Bottom Line: NAFLD (non-alcoholic fatty liver disease), associated with obesity and the cardiometabolic syndrome, is an important medical problem affecting up to 20% of western populations.Mitochondria from the HFD group showed increased sensitivity to NO-dependent inhibition of respiration compared with controls.These findings indicate that chronic exposure to a HFD negatively affects the bioenergetics of liver mitochondria and this probably contributes to hypoxic stress and deleterious NO-dependent modification of mitochondrial proteins.

View Article: PubMed Central - PubMed

Affiliation: Department of Environmental Health Sciences, Center for Free Radical Biology, The University of Alabama at Birmingham, Birmingham, AL 35294, USA.

ABSTRACT
NAFLD (non-alcoholic fatty liver disease), associated with obesity and the cardiometabolic syndrome, is an important medical problem affecting up to 20% of western populations.
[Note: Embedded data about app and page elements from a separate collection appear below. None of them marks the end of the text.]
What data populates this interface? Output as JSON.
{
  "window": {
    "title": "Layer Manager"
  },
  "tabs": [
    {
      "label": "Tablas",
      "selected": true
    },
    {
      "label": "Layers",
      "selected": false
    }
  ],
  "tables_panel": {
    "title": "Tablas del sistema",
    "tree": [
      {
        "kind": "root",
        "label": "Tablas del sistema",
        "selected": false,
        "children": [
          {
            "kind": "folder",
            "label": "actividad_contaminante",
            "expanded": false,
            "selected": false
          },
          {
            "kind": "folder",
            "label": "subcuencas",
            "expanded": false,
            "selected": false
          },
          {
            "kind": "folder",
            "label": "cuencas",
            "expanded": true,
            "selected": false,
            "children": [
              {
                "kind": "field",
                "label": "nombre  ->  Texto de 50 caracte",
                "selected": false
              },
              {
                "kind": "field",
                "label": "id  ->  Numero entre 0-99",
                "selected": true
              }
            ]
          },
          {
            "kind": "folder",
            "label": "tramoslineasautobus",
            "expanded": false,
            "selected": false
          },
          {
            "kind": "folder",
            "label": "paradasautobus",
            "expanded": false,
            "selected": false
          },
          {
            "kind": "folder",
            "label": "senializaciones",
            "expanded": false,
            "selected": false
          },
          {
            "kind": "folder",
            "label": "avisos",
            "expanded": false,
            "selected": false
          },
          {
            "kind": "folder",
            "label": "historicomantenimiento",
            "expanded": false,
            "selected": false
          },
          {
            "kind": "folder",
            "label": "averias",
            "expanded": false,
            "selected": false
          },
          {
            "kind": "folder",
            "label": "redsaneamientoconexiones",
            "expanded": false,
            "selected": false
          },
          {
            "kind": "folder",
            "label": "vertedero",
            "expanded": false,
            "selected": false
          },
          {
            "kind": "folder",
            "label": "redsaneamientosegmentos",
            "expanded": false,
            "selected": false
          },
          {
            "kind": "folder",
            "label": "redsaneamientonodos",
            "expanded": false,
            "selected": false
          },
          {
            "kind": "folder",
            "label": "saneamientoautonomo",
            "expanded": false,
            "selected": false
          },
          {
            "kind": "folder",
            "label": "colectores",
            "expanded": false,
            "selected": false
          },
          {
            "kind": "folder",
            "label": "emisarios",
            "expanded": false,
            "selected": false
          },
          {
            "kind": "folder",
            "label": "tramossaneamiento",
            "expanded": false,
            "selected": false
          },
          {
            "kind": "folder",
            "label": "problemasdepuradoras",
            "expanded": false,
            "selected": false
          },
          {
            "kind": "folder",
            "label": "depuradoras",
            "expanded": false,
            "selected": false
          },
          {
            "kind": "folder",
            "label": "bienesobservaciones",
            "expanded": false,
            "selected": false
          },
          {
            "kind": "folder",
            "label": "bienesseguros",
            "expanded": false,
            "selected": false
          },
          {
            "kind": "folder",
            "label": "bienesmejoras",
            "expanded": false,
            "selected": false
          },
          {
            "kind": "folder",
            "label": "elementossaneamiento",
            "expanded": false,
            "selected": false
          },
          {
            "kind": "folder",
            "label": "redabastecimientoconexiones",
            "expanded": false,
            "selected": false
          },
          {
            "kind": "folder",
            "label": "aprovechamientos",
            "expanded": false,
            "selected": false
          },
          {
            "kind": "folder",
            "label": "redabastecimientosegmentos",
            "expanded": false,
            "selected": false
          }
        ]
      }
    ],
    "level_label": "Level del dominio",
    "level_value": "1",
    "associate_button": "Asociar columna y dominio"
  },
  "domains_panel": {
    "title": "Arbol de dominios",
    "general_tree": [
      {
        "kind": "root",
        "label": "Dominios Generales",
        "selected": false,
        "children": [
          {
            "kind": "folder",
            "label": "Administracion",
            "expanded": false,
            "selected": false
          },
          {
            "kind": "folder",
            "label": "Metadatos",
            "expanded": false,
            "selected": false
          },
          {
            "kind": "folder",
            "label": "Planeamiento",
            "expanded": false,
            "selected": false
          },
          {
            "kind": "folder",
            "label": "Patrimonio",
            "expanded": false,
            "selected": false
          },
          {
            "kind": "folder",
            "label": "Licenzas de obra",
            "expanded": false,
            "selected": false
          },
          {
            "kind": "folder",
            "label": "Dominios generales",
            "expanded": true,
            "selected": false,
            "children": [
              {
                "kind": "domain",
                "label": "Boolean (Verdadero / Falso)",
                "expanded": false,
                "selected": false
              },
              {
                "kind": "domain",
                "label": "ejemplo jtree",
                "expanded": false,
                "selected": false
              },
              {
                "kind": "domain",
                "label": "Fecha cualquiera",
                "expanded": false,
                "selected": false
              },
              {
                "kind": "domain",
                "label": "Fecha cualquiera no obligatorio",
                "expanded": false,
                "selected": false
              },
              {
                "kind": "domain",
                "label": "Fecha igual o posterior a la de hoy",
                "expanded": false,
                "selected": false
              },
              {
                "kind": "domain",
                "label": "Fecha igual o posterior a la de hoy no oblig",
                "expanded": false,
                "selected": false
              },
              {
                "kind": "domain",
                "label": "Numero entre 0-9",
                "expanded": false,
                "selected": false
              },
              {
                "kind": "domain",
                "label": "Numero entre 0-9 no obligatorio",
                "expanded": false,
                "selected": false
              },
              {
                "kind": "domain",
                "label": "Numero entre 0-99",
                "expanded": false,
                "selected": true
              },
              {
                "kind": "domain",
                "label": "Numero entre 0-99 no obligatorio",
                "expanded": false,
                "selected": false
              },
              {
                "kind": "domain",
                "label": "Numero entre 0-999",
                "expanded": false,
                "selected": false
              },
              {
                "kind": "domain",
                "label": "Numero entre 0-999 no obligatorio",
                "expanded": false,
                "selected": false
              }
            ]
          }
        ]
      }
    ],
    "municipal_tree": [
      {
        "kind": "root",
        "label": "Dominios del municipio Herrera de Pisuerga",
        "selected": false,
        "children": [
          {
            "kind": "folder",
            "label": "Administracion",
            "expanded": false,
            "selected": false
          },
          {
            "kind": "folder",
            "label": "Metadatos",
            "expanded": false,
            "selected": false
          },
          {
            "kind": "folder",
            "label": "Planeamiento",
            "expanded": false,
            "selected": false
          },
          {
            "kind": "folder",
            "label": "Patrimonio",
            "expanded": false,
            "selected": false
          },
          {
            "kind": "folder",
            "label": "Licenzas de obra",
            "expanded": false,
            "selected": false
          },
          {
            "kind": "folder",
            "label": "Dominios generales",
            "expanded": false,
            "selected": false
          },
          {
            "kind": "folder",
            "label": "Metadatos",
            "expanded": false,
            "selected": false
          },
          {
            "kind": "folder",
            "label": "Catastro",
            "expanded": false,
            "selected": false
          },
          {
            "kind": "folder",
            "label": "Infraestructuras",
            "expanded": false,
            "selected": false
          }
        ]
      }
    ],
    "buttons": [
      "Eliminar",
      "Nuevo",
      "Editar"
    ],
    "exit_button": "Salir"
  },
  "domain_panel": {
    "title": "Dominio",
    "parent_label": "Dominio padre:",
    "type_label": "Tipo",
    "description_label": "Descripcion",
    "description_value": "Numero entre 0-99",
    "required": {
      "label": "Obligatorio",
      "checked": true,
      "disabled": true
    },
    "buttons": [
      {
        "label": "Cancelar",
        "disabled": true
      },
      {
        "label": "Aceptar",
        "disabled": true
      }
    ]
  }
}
Evidence indicates that mitochondrial dysfunction plays a critical role in NAFLD initiation and progression to the more serious condition of NASH (non-alcoholic steatohepatitis). Herein we hypothesize that mitochondrial defects induced by exposure to a HFD (high fat diet) contribute to a hypoxic state in liver and this is associated with increased protein modification by RNS (reactive nitrogen species). To test this concept, C57BL/6 mice were pair-fed a control diet and HFD containing 35% and 71% total calories (1 cal approximately 4.184 J) from fat respectively, for 8 or 16 weeks and liver hypoxia, mitochondrial bioenergetics, NO (nitric oxide)-dependent control of respiration, and 3-NT (3-nitrotyrosine), a marker of protein modification by RNS, were examined. Feeding a HFD for 16 weeks induced NASH-like pathology accompanied by elevated triacylglycerols, increased CYP2E1 (cytochrome P450 2E1) and iNOS (inducible nitric oxide synthase) protein, and significantly enhanced hypoxia in the pericentral region of the liver. Mitochondria from the HFD group showed increased sensitivity to NO-dependent inhibition of respiration compared with controls. In addition, accumulation of 3-NT paralleled the hypoxia gradient in vivo and 3-NT levels were increased in mitochondrial proteins. Liver mitochondria from mice fed the HFD for 16 weeks exhibited depressed state 3 respiration, uncoupled respiration, cytochrome c oxidase activity, and mitochondrial membrane potential. These findings indicate that chronic exposure to a HFD negatively affects the bioenergetics of liver mitochondria and this probably contributes to hypoxic stress and deleterious NO-dependent modification of mitochondrial proteins.

Show MeSH
Related in: MedlinePlus